Utica school board President Christopher Salatino might not need to win the race for the New York State Assembly’s 119th district to see part of his platform enacted.

The Assembly passed a bill with only one no-vote earlier this month that would end the mandatory use of state math and ELA assessments in third through eighth grade in teacher and principal evaluations.

Salatino fully supports severing evaluations and assessment scores.

“It’s just not fair, especially in a district like Utica where a large percentage of students are English as a second language or students with IEPs (individualized education plans),” he said.

Those students will skew the test results, presenting unfair challenges for teachers if their job performance is based on test scores, especially given the inadequate state funding the district receives, leading to large classes, he said.

“I think the diversity we have makes our district so great, but on the other hand, it creates an issue like this,” Salatino said.

His view is a common one in the area, backed by New York State United Teachers, many — possibly most — local teachers, other school board members and Salatino's opponent in the Democratic Assembly primary, Marianne Buttenschon.

“The goal is to ensure our students receive the best education possible. This mandate (to use assessments in evaluations) did not assist in achieving this goal. There needs to be input at the district level in the evaluation process,” Buttenschon said.

Education has traditionally been a local issue, she noted, and that makes sense because the state’s school districts are so diverse.

Although a companion bill in the Senate remains in committee, a spokesman for state Sen. Joseph Griffo, R-Rome, a bill co-sponsor, said the senator hopes to see it move along before the session ends in five weeks, but that other issues and the desire for input from others, including the education commissioner and Board of Regents, could cause problems.

In 2015, the state adopted a new system to evaluate teachers and principals that required the use of state assessments in that process. That mandate has been one factor in the decision of many families to opt out of state testing. It proved so controversial that the state’s Board of Regents placed a four-year moratorium, ending at the end of the next school year, on the use of assessments in evaluations.

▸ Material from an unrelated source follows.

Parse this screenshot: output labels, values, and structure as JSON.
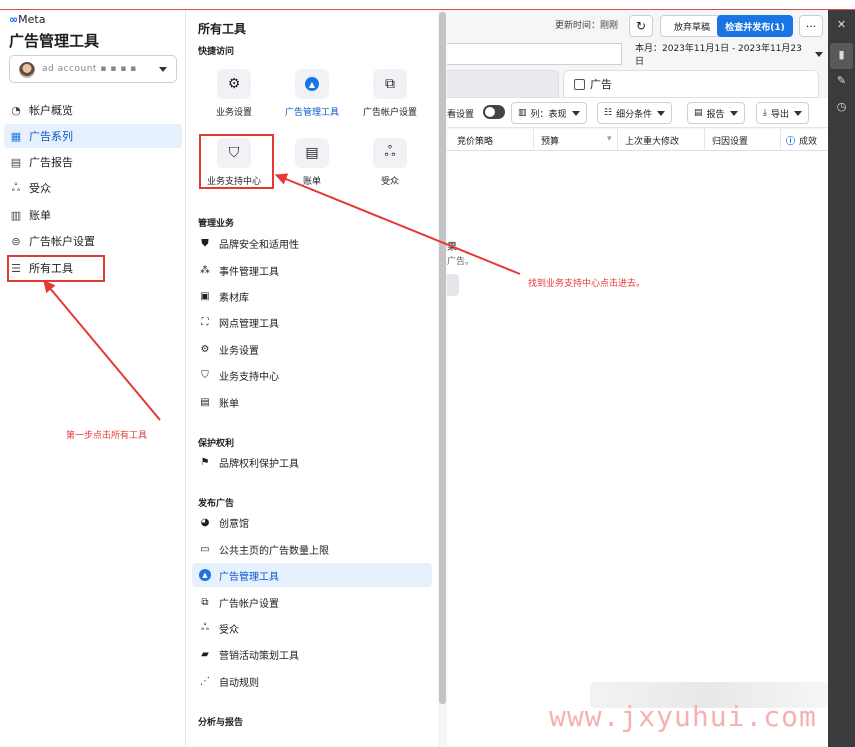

The new bill would make any kind of state-created or administered tests, including Regents exams, optional measures to be used in teacher and principal evaluations. It would also keep the results of third-to-eighth-grade assessments out of students’ permanent records.

“The primary concern for me, as a teacher and a parent, is the curriculum narrowing that occurs when evaluations are tied to standardized testing,” said Holly White, a seventh and eighth grade English teacher in the Hamilton Central School District. “When teachers’ job security is tied directly to their students’ performance on one test, they will, by necessity, spend much of the year focused only on skills and knowledge that will be tested.”

White also expressed concern in the discrepancy between low scores on state assessments and higher scores on Regents exams, a discrepancy she blamed on design flaws in the earlier assessments and in a lack of motivation for students taking the third-to-eighth-grade assessments. And that makes those assessments a particularly unfair measure of teacher effectiveness, she said.

Not everyone agrees, though, that state assessments shouldn’t be used in teacher evaluations.

“Teacher evaluation should be a tool to identify our strongest educators as well as those who need additional support,” said Ian Rosenblum, executive director of The Education Trust-New York, in a released statement. “To be meaningful, it must include whether students are achieving academic growth, among multiple measures.

“The current effort to permanently undermine New York’s teacher evaluation system takes us backwards, masks inequity and will lead to more and unnecessary testing. There is already a moratorium in effect and changes to the current system should be considered as part of the process the New York State Education Department has already outlined rather than by short-circuiting it.”

Contact reporter Amy Neff Roth at 315-792-5166 or follow her on Twitter (@OD_Roth).